My expectation was that it would be painful and I would be a wimp, but once it had healed I would be happy with it. What actually came to pass was the opposite. It hardly hurt at all. There was sensation but Fernando, the artist, has a very light touch.
Almost immediately afterwards I began to struggle with my decision to do it. Oh the regret! You would not believe how sorry I was that I had made the commitment. I researched having it removed, I went to Nordstrom and got a tube of thick makeup meant to hide dark circles under the eyes and such. The saleslady knew exactly what I needed - apparently many people need to occasionally hide their tattoos, from family members sometimes, or to interview for a job, she said.
After my attempts to pretend I hadn't done it failed - I'm not going to wear makeup on my arm every day, for heaven's sake! - I began to imagine how I should have designed it. It should have been smaller, it should have been plain black, in script, decorative rather than so in-your-face. What looks good on paper is a completely different thing on skin. I still harbor these regrets by the way.
As I got used to it, my thinking turned 180 degrees. I decided I should add to it, try to make it more decorative. As it is, it looks like someone stamped my arm. It shouts S H A L O M!!! I can be so emphatic, which is I guess why it turned out like it did.
I imagined the word nestled into cherry blossoms, or roses. Both of those ideas still appeal. I also periodically imagine having a white skeleton key placed behind the word. That would be cool. Sometime I might follow through.
A friend who knows me well advises me to just leave it as it is. I've made my statement, according to her. She makes a good point.
Most of the time in the last few months, I haven't worried, fussed or focused on it. It is a part of me now. Big, emphatic, not decorative enough, incomplete ... my, my. Sounds like I'm talking about my whole self, not just the tattoo. That is kind of hilarious.

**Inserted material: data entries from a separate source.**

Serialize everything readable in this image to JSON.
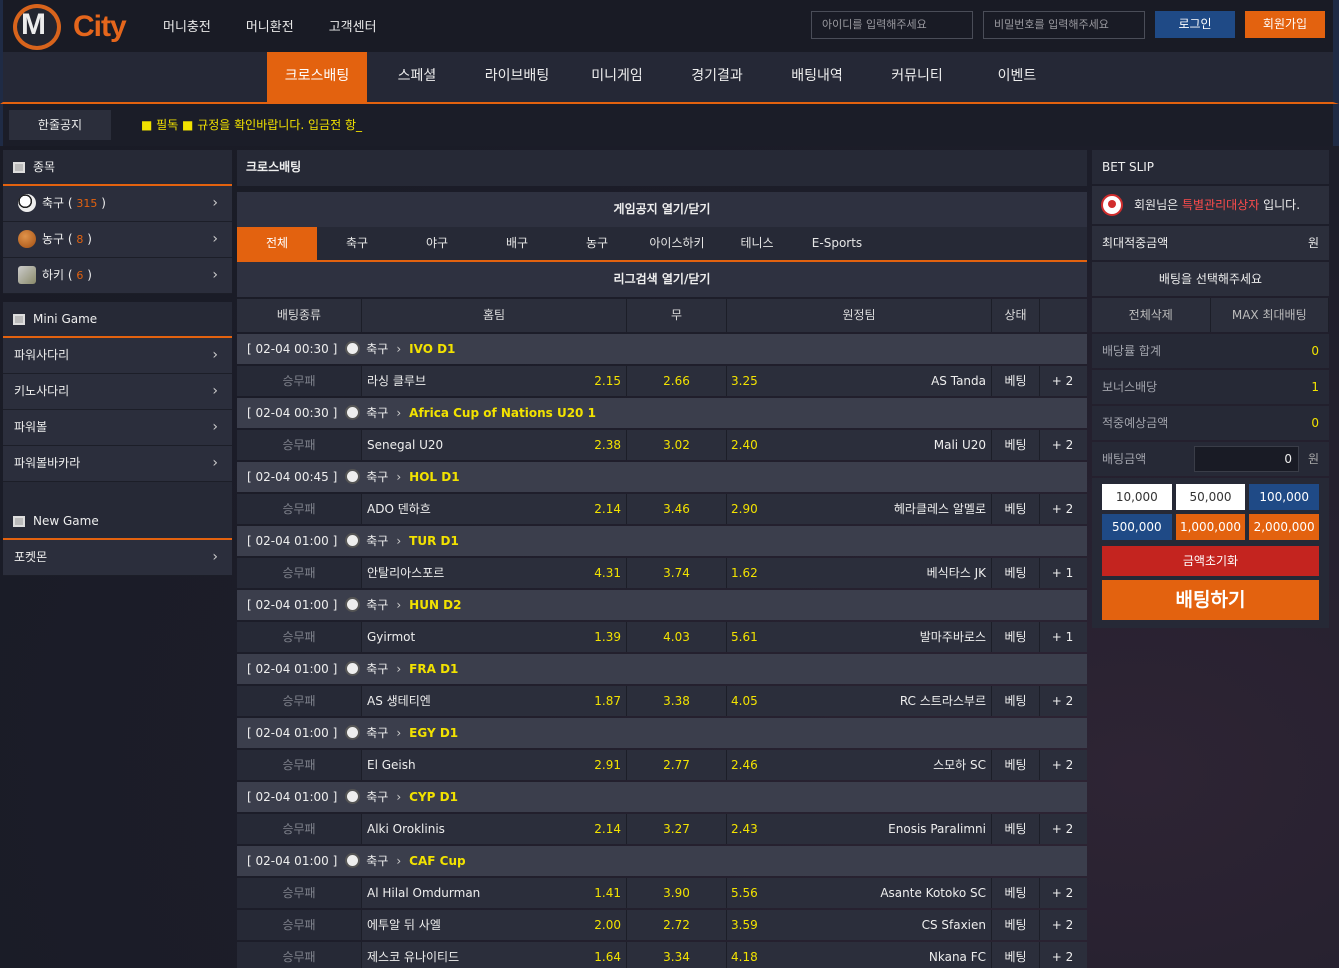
{
  "brand": {
    "m": "M",
    "name": "City"
  },
  "top_menu": [
    "머니충전",
    "머니환전",
    "고객센터"
  ],
  "login": {
    "id_placeholder": "아이디를 입력해주세요",
    "pw_placeholder": "비밀번호를 입력해주세요",
    "login": "로그인",
    "join": "회원가입"
  },
  "nav": [
    "크로스배팅",
    "스페셜",
    "라이브배팅",
    "미니게임",
    "경기결과",
    "배팅내역",
    "커뮤니티",
    "이벤트"
  ],
  "notice": {
    "label": "한줄공지",
    "text": "■ 필독 ■ 규정을 확인바랍니다. 입금전 항_"
  },
  "left": {
    "sports_title": "종목",
    "sports": [
      {
        "name": "축구",
        "count": "315"
      },
      {
        "name": "농구",
        "count": "8"
      },
      {
        "name": "하키",
        "count": "6"
      }
    ],
    "mini_title": "Mini Game",
    "mini": [
      "파워사다리",
      "키노사다리",
      "파워볼",
      "파워볼바카라"
    ],
    "new_title": "New Game",
    "new": [
      "포켓몬"
    ]
  },
  "center": {
    "title": "크로스배팅",
    "game_notice": "게임공지 열기/닫기",
    "tabs": [
      "전체",
      "축구",
      "야구",
      "배구",
      "농구",
      "아이스하키",
      "테니스",
      "E-Sports"
    ],
    "league_search": "리그검색 열기/닫기",
    "columns": [
      "배팅종류",
      "홈팀",
      "무",
      "원정팀",
      "상태"
    ],
    "games": [
      {
        "time": "[ 02-04 00:30 ]",
        "sport": "축구",
        "league": "IVO D1",
        "rows": [
          {
            "type": "승무패",
            "home": "라싱 클루브",
            "h": "2.15",
            "d": "2.66",
            "a": "3.25",
            "away": "AS Tanda",
            "st": "베팅",
            "more": "+ 2"
          }
        ]
      },
      {
        "time": "[ 02-04 00:30 ]",
        "sport": "축구",
        "league": "Africa Cup of Nations U20 1",
        "rows": [
          {
            "type": "승무패",
            "home": "Senegal U20",
            "h": "2.38",
            "d": "3.02",
            "a": "2.40",
            "away": "Mali U20",
            "st": "베팅",
            "more": "+ 2"
          }
        ]
      },
      {
        "time": "[ 02-04 00:45 ]",
        "sport": "축구",
        "league": "HOL D1",
        "rows": [
          {
            "type": "승무패",
            "home": "ADO 덴하흐",
            "h": "2.14",
            "d": "3.46",
            "a": "2.90",
            "away": "헤라클레스 알멜로",
            "st": "베팅",
            "more": "+ 2"
          }
        ]
      },
      {
        "time": "[ 02-04 01:00 ]",
        "sport": "축구",
        "league": "TUR D1",
        "rows": [
          {
            "type": "승무패",
            "home": "안탈리아스포르",
            "h": "4.31",
            "d": "3.74",
            "a": "1.62",
            "away": "베식타스 JK",
            "st": "베팅",
            "more": "+ 1"
          }
        ]
      },
      {
        "time": "[ 02-04 01:00 ]",
        "sport": "축구",
        "league": "HUN D2",
        "rows": [
          {
            "type": "승무패",
            "home": "Gyirmot",
            "h": "1.39",
            "d": "4.03",
            "a": "5.61",
            "away": "발마주바로스",
            "st": "베팅",
            "more": "+ 1"
          }
        ]
      },
      {
        "time": "[ 02-04 01:00 ]",
        "sport": "축구",
        "league": "FRA D1",
        "rows": [
          {
            "type": "승무패",
            "home": "AS 생테티엔",
            "h": "1.87",
            "d": "3.38",
            "a": "4.05",
            "away": "RC 스트라스부르",
            "st": "베팅",
            "more": "+ 2"
          }
        ]
      },
      {
        "time": "[ 02-04 01:00 ]",
        "sport": "축구",
        "league": "EGY D1",
        "rows": [
          {
            "type": "승무패",
            "home": "El Geish",
            "h": "2.91",
            "d": "2.77",
            "a": "2.46",
            "away": "스모하 SC",
            "st": "베팅",
            "more": "+ 2"
          }
        ]
      },
      {
        "time": "[ 02-04 01:00 ]",
        "sport": "축구",
        "league": "CYP D1",
        "rows": [
          {
            "type": "승무패",
            "home": "Alki Oroklinis",
            "h": "2.14",
            "d": "3.27",
            "a": "2.43",
            "away": "Enosis Paralimni",
            "st": "베팅",
            "more": "+ 2"
          }
        ]
      },
      {
        "time": "[ 02-04 01:00 ]",
        "sport": "축구",
        "league": "CAF Cup",
        "rows": [
          {
            "type": "승무패",
            "home": "Al Hilal Omdurman",
            "h": "1.41",
            "d": "3.90",
            "a": "5.56",
            "away": "Asante Kotoko SC",
            "st": "베팅",
            "more": "+ 2"
          },
          {
            "type": "승무패",
            "home": "에투알 뒤 사엘",
            "h": "2.00",
            "d": "2.72",
            "a": "3.59",
            "away": "CS Sfaxien",
            "st": "베팅",
            "more": "+ 2"
          },
          {
            "type": "승무패",
            "home": "제스코 유나이티드",
            "h": "1.64",
            "d": "3.34",
            "a": "4.18",
            "away": "Nkana FC",
            "st": "베팅",
            "more": "+ 2"
          }
        ]
      }
    ]
  },
  "slip": {
    "title": "BET SLIP",
    "member_pre": "회원님은 ",
    "member_red": "특별관리대상자",
    "member_post": " 입니다.",
    "max_label": "최대적중금액",
    "max_unit": "원",
    "select_msg": "배팅을 선택해주세요",
    "clear_all": "전체삭제",
    "max_bet": "MAX 최대배팅",
    "odds_sum_label": "배당률 합계",
    "odds_sum": "0",
    "bonus_label": "보너스배당",
    "bonus": "1",
    "expected_label": "적중예상금액",
    "expected": "0",
    "amount_label": "배팅금액",
    "amount": "0",
    "amount_unit": "원",
    "chips": [
      "10,000",
      "50,000",
      "100,000",
      "500,000",
      "1,000,000",
      "2,000,000"
    ],
    "reset": "금액초기화",
    "bet": "배팅하기"
  }
}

Happy tattoo anniversary to me. Onwards & upwards. Shalom.
|That's the inside of my right arm, elbow at the top of the pic.|